In Soda bottle rocket simulation take 2, I mentioned that the authors of one paper used “a thread wrapped around a Pasco super pulley ($24) which is similar to the Vernier ‘Ultra Pulley’ ($24). The thread-and-pulley approach seems good for getting finely spaced measurements for the first couple of meters (validating the simulation up to burnout), but not so good for measuring max height.”
Since I’m too cheap to buy a super pulley, especially since the vendors don’t even say how wide they are, so I can’t tell whether they’d work with the 1cm-wide photogates that I have, I decided to make my own. Actually, since I’m also lazy, I had my son design and make the superpulley out of Lego.

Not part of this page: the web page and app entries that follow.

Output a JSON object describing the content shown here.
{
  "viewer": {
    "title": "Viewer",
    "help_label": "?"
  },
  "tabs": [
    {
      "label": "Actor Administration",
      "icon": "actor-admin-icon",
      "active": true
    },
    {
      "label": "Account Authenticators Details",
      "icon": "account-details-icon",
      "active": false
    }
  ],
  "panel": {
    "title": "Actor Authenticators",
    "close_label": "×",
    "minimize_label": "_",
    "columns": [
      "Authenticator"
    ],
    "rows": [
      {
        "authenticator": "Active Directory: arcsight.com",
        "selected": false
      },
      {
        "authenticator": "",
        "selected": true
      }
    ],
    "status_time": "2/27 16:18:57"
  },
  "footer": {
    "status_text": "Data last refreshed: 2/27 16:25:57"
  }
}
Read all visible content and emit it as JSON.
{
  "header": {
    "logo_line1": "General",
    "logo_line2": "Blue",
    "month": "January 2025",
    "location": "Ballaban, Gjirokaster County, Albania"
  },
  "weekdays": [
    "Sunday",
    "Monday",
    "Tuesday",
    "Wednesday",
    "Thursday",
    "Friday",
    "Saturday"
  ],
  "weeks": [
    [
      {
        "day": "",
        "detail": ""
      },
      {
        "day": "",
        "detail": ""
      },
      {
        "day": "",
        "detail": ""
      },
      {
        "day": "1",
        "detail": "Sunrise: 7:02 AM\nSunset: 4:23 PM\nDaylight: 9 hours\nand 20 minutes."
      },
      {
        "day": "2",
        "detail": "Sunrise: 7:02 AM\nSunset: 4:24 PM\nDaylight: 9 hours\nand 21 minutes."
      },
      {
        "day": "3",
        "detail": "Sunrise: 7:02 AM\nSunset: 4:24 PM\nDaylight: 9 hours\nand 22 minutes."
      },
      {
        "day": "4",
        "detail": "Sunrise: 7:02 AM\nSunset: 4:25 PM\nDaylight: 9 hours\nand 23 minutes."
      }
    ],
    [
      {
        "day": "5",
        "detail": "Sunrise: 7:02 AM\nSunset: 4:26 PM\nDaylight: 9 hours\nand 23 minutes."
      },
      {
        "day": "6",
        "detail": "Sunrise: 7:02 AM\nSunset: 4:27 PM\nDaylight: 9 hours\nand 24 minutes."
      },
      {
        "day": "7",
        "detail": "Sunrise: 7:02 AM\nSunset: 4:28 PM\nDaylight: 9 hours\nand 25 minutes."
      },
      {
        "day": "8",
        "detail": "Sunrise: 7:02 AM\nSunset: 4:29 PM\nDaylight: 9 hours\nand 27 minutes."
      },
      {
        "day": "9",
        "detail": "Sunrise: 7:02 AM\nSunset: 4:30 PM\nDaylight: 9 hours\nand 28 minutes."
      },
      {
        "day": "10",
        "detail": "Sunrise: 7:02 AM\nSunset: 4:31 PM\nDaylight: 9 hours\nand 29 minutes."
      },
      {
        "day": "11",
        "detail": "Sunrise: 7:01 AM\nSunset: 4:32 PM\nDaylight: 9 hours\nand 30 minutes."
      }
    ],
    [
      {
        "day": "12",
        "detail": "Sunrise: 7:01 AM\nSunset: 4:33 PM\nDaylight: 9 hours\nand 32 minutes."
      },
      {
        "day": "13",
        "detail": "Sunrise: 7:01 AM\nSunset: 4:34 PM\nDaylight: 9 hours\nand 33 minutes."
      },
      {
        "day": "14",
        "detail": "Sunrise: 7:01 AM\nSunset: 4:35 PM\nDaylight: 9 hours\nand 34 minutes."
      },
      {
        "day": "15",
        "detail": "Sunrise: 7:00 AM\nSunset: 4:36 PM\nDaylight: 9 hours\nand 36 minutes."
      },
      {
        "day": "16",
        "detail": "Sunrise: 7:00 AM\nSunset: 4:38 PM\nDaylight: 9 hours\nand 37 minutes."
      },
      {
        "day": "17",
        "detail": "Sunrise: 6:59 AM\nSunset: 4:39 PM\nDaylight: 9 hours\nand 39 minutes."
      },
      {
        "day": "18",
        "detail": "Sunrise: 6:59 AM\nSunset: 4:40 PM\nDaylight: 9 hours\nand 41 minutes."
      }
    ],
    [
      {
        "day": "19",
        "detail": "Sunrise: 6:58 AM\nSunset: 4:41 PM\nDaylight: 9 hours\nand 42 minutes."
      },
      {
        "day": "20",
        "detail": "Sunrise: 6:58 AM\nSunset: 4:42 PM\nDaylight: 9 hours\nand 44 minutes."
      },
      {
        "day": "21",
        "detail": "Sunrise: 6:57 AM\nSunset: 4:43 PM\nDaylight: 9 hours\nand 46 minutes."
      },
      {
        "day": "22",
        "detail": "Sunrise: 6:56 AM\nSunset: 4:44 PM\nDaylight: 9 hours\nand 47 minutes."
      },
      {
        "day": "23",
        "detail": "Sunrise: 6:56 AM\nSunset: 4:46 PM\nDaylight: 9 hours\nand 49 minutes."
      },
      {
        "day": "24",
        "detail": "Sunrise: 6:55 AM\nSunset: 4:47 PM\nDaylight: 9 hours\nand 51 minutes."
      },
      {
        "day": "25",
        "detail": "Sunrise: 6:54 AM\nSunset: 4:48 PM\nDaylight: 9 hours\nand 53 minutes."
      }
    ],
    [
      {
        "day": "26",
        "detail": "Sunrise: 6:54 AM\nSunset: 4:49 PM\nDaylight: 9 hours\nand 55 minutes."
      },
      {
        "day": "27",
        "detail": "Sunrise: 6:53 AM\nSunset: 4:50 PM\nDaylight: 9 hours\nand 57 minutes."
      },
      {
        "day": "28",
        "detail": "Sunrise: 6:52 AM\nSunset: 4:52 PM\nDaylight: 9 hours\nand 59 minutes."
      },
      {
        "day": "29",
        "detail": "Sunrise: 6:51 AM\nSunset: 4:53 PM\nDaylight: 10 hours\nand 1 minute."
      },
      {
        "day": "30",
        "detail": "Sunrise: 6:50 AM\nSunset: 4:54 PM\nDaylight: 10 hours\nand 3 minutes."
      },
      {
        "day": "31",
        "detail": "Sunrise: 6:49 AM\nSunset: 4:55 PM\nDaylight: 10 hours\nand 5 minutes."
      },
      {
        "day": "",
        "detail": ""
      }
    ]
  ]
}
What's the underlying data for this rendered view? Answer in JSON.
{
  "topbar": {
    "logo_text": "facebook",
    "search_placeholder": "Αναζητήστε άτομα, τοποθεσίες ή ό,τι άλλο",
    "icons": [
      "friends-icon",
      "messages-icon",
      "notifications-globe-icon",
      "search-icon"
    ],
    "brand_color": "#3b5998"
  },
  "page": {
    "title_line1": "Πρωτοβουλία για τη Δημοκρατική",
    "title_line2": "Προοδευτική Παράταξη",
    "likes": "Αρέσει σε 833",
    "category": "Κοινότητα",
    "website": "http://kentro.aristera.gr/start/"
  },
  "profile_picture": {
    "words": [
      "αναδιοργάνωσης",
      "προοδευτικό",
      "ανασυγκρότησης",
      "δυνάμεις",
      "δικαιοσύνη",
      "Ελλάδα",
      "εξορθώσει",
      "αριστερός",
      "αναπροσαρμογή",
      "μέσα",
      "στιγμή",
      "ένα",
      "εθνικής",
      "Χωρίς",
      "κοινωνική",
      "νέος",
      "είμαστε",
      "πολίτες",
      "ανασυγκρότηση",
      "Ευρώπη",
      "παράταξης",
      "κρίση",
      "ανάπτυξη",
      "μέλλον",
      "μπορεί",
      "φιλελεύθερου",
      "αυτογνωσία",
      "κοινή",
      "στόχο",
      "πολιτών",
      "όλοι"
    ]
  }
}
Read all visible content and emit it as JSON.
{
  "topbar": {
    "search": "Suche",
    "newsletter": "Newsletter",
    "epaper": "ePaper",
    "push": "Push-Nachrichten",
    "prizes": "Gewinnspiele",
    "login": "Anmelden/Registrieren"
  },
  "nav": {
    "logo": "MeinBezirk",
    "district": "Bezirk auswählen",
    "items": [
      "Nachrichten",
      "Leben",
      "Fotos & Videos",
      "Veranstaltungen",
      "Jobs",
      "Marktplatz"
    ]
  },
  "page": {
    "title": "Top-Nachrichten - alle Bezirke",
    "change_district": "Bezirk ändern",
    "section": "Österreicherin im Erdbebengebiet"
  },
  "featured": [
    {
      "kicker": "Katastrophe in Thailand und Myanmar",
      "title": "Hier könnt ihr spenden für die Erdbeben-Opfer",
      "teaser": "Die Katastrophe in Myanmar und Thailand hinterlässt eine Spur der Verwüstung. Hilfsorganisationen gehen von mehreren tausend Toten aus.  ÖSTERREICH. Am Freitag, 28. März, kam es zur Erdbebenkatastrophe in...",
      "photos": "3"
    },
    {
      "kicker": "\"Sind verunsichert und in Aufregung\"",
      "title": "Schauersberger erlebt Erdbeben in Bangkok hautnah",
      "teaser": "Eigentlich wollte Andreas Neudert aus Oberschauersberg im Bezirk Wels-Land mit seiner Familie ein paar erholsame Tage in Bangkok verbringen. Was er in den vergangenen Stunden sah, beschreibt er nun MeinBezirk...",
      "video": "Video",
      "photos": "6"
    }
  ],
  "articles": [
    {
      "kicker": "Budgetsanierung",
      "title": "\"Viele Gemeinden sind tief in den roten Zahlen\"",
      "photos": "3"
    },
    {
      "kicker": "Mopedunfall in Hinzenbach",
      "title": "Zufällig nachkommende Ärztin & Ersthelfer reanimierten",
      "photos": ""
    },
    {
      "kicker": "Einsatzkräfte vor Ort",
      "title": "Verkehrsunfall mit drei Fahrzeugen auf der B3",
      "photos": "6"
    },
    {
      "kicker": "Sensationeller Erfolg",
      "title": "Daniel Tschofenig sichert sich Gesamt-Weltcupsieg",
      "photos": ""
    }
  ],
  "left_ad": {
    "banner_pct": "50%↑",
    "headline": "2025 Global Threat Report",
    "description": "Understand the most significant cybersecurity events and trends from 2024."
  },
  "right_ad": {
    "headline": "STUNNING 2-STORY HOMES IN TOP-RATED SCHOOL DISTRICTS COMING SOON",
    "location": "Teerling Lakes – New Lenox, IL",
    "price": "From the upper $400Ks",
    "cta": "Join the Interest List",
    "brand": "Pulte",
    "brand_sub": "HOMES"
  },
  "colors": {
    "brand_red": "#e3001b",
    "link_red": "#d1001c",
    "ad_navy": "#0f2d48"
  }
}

The pulley was made last night, and we tested it by wrapping a thread around it and yanking as hard as we could. We couldn’t get it to spin nearly as fast as the rocket was predicted to go, but it spun much more easily than I had expected. To get velocity, we took one-sixth of the circumference and divided by the time between ticks—this was smoother than I expected, so we did not try to do any computational smoothing. We also tried hooking up a Lego motor directly to the pulley to try to get a higher speed. The fastest speed we managed this way was still not as fast as we expected the rocket to go. (Trying a belt drive for more speed didn’t help—the Lego motor stalled.)
The first version of the Arduino software was very simple, and just reported each time interval (and equivalent velocity) back to the laptop over the USB line. I noticed, though that the maximum baud rate of the Arduino serial port (115,200 baud) would only let us communicate reliably if the ticks were at least a millisecond apart. At 23mm per tick, this would put an upper limit of 23 m/s on the measurements, but the predicted speed of the rocket was higher than that. So I rewrote the code to record the times in an array, and print (with fancier formatting) the whole array at the end of the measurement. To avoid having a complicated communication protocol, I have the program print the array and reset it to empty whenever there is a tick longer than a second.
One problem with the Arduino is that it has a really tiny RAM—only 2k bytes—and the time stamps in microseconds take 4 bytes each. Because of some overhead, it is not possible to store 500 time stamps, but 400 was no problem. This allows up to 9.2m of motion before the array fills up (at which point everything is printed). Even if a very long string were not a serious drag problem for a rocket, we would not be able to use more than 9.2m, unless we traded off some resolution (say recording only alternate ticks or recording time with msec resolution instead of µsec).
We were not sure whether this pulley design would work with the rockets, so we did preliminary tests this afternoon, launching air-only rockets. (That way we did not have to lug large bottles of water over to the field, and we did not have to figure out how to waterproof the photogate, Arduino, and laptop yet.)
For the first several launches, we ended up only saving the second burst of 400 data points, not the first one, so only saw the pulley spinning down, not the initial acceleration of the pulley.
We had another problem with the first few launches: the sewing thread that we were using snapped where it was tied onto the rocket. The first fix we tried was switching to buttonhole twist, the strongest thread we had brought with us. This was not sufficient. Two other fixes were tried. One was to reduce the launch pressure from 3bar (300,000 Pa) to 2bar and even 1bar, and the other was to use some Scotch tape as a strain relief. The combination of 2bar and the Scotch tape worked, but I’d like to try again without the tape, as I’m not sure it helped. We’ll also try getting some stronger thread (perhaps some surf line from a fishing store), so that we can try higher pressures.
After clearing up the confusion about which data we were to cut and paste from the Arduino serial monitor and getting the string to stop snapping, we were finally able to record a few good launches. For the next set of launches, we’ll use a Python interface on the laptop that my son wrote to capture the data directly from the Arduino and put it into files.
I’m very confused by the data in the 2-bar launches. Why does the blue curve have so much lower initial acceleration than the rest? Was that the Scotch tape strain relief working? Why does the red curve have a curving velocity plot (decreasing deceleration) during spindown?
[UPDATE: 2012 June 11. The predicted burnout height and velocity from the 2-bar simulation are 0.32m and 17.2 m/s. The 1-bar simulation suggests 0.14m and 10.0m/s. The low-pressure launches peaked at about 7–8m/s and the high-pressure ones around 18 m/s. the burnout height looks to be about 0.3m in most of the launch measurements, but this may be more a function of how long it takes the pulley to get up to speed than how fast the rocket is really going. Given the low precision of our pressure gauge on the pump and the noise in the velocity measurements, this is pretty good agreement.]
I’m actually rather amazed that we managed to record accelerations of 130g without snapping the thread. Because the thread can’t really convey any information to the pulley once the rocket starts decelerating, I think we can get away with a shorter thread, at least until we try bottles that filled with so much water that they reach burnout just at the apex of their flight, which may be as high as 10m, based on our simulation.
The burnout takes longer with water in the bottle, so the pulley can get us more data on the flight, but the powered phase is still only about 1/10th of a second, and we won’t be able to observe much more than acceleration to peak speed and peak speed.